▶ _Task objective_:
Setting aside any pictures, reproduce the data exactly.

▶ _Data to examine_:
'''

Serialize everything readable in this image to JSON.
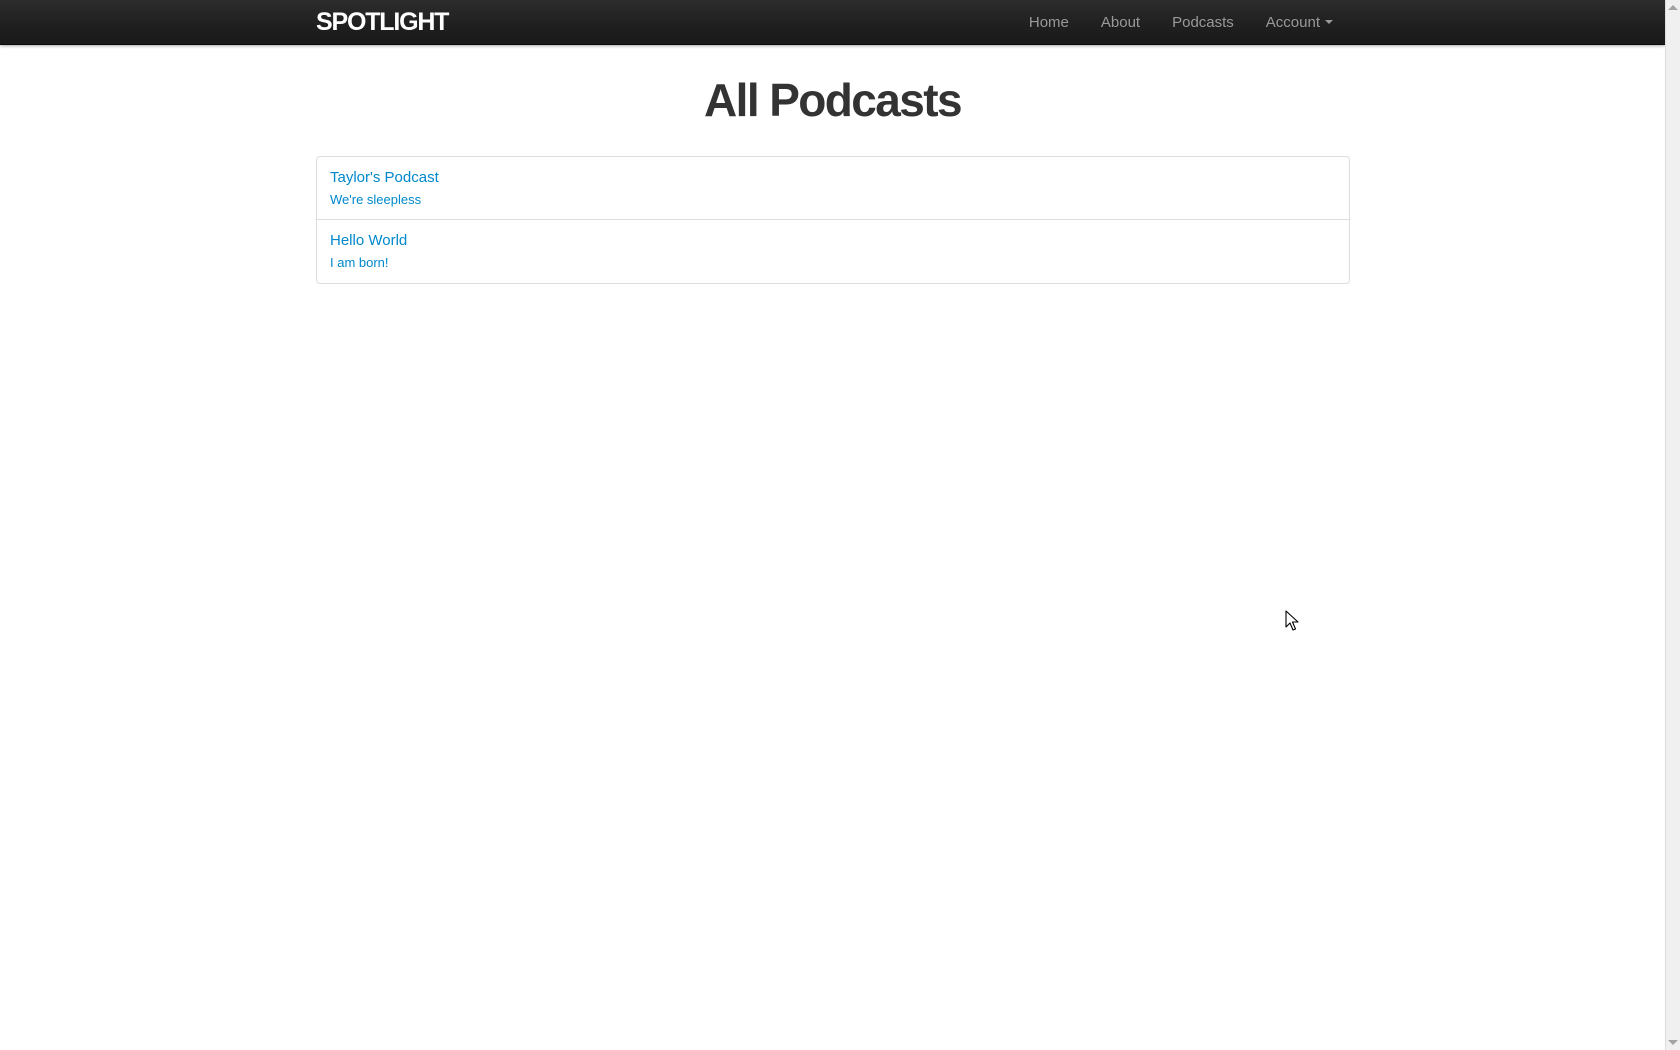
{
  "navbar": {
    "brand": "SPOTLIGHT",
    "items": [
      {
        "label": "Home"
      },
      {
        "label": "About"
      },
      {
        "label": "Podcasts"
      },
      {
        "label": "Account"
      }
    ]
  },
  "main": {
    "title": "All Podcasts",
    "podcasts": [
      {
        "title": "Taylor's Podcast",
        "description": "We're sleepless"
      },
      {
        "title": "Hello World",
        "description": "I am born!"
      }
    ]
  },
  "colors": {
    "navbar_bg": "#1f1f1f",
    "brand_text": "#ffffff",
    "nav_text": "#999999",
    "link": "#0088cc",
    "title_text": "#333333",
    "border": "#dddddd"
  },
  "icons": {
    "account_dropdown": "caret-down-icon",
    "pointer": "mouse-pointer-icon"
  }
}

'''

▶ _Exercise output_:
Serialize everything readable in this image to JSON.
{
  "navbar": {
    "brand": "SPOTLIGHT",
    "items": [
      {
        "label": "Home"
      },
      {
        "label": "About"
      },
      {
        "label": "Podcasts"
      },
      {
        "label": "Account"
      }
    ]
  },
  "main": {
    "title": "All Podcasts",
    "podcasts": [
      {
        "title": "Taylor's Podcast",
        "description": "We're sleepless"
      },
      {
        "title": "Hello World",
        "description": "I am born!"
      }
    ]
  },
  "colors": {
    "navbar_bg": "#1f1f1f",
    "brand_text": "#ffffff",
    "nav_text": "#999999",
    "link": "#0088cc",
    "title_text": "#333333",
    "border": "#dddddd"
  },
  "icons": {
    "account_dropdown": "caret-down-icon",
    "pointer": "mouse-pointer-icon"
  }
}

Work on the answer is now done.